If you think the whole zombie apocalypse thing has had its day, then track down Cargo (currently running on Netflix UK) and think again.
In the aftermath of the aforementioned zombie apocalypse, Andy is traveling alone through the Australian Outback with his daughter, Rosie. He’s recently lost his wife to the virus and has been bitten himself. Within 48 hours, the virus will transform him into a mindless, flesh-eating, pus-leaking zombie. So he has just 48 hours to find someone to take care of Rosie …
What makes this film a rare treat is that it focuses less on the actual apocalypse and more on the surviving humans. In that regard I suppose it’s closer to the Walking Dead than World War Z, but the thing that sets Cargo apart is that there are only a handful of zombies in it. In fact, there’s not much of anything.
This was always going to be a chancer, but Ryan Reynolds and co. have managed to pull it off … but only just.
First, the good: the film is funny. It’s very funny. Not as funny as the first one, but still gets a few good laughs through a two hour stretch that could have done with being a little more pacey in places. Reynolds relies a lot on breaking the fourth wall to keep the smirks coming, but I think the trick doesn’t work quite as well as it did in the first outing.
And the film is good. Well … when I say good, I mean that it knocks the spots off anything the DC Universe has produced to date, but when compared with the rest of the Marvel/Sony collection, I’d say its sailing near the lower-middle of the pack.
Okay, Ryan Reynolds was obviously born to play Deadpool and Josh Brolin turned in a creditable performance as Cable, though it was probably a little more intense than I was expecting. Zazie Beetz (no, I have no idea who she is) was really good as Domino, which again was something of a surprise because I’m assuming this isn’t her day job.

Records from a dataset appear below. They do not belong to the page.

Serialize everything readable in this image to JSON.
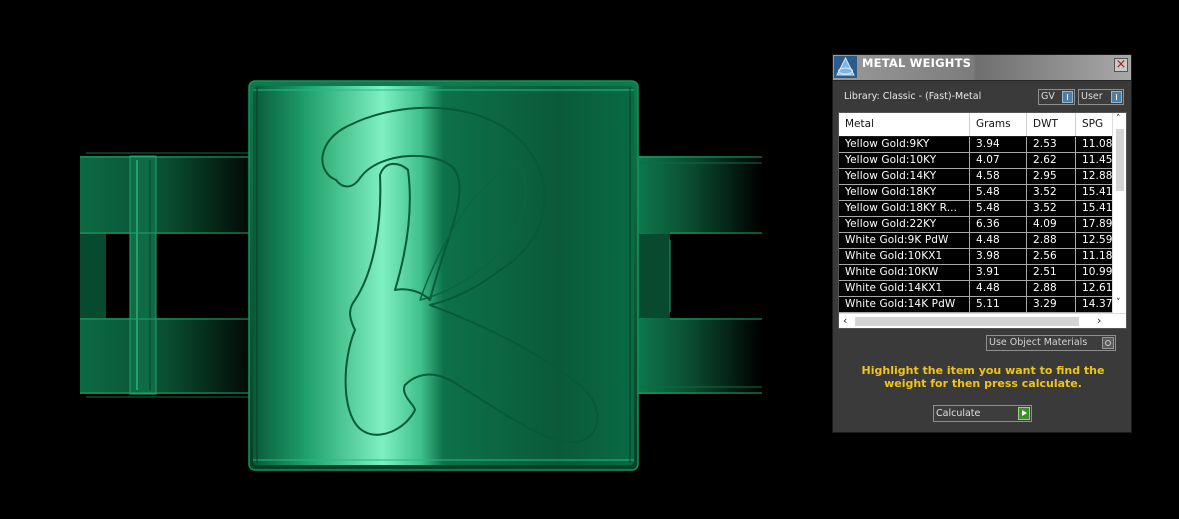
{
  "dialog": {
    "title": "METAL WEIGHTS",
    "close_label": "×",
    "library_label": "Library: Classic - (Fast)-Metal",
    "toggles": {
      "gv": "GV",
      "user": "User"
    },
    "columns": [
      "Metal",
      "Grams",
      "DWT",
      "SPG"
    ],
    "rows": [
      {
        "metal": "Yellow Gold:9KY",
        "grams": "3.94",
        "dwt": "2.53",
        "spg": "11.08"
      },
      {
        "metal": "Yellow Gold:10KY",
        "grams": "4.07",
        "dwt": "2.62",
        "spg": "11.45"
      },
      {
        "metal": "Yellow Gold:14KY",
        "grams": "4.58",
        "dwt": "2.95",
        "spg": "12.88"
      },
      {
        "metal": "Yellow Gold:18KY",
        "grams": "5.48",
        "dwt": "3.52",
        "spg": "15.41"
      },
      {
        "metal": "Yellow Gold:18KY R...",
        "grams": "5.48",
        "dwt": "3.52",
        "spg": "15.41"
      },
      {
        "metal": "Yellow Gold:22KY",
        "grams": "6.36",
        "dwt": "4.09",
        "spg": "17.89"
      },
      {
        "metal": "White Gold:9K PdW",
        "grams": "4.48",
        "dwt": "2.88",
        "spg": "12.59"
      },
      {
        "metal": "White Gold:10KX1",
        "grams": "3.98",
        "dwt": "2.56",
        "spg": "11.18"
      },
      {
        "metal": "White Gold:10KW",
        "grams": "3.91",
        "dwt": "2.51",
        "spg": "10.99"
      },
      {
        "metal": "White Gold:14KX1",
        "grams": "4.48",
        "dwt": "2.88",
        "spg": "12.61"
      },
      {
        "metal": "White Gold:14K PdW",
        "grams": "5.11",
        "dwt": "3.29",
        "spg": "14.37"
      }
    ],
    "use_materials_label": "Use Object Materials",
    "instructions": "Highlight the item you want to find the weight for then press calculate.",
    "calculate_label": "Calculate"
  },
  "colors": {
    "ring_green": "#0f8a55",
    "highlight_green": "#7ff0c0",
    "instructions_yellow": "#f0c419"
  }
}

The script was okay, but it lacked the relaxed, anarchic feel of the first outing. I got the impression that writers were out to prove that the phenomenal success Deadpool 1 wasn’t a fluke, and as a result they ended up trying too hard. Some of the humour seemed forced, and some of the sequences leading up to the joke were a little contrived. The plot bounced all over the place, occasionally flying off on blind tangents,just about holding the story together, but not always keeping the audience interested.
A nod to the action sequences though: some of the best fight scenes I’ve seen on screen; just a pity there weren’t more of them.
If you’re a fan and you liked the first one, then definitely see the sequel. If you’re kind of on the fence about the whole Deadpool thing then you might be a little disappointed. It’s a good movie; I just expected better.
Six out of ten.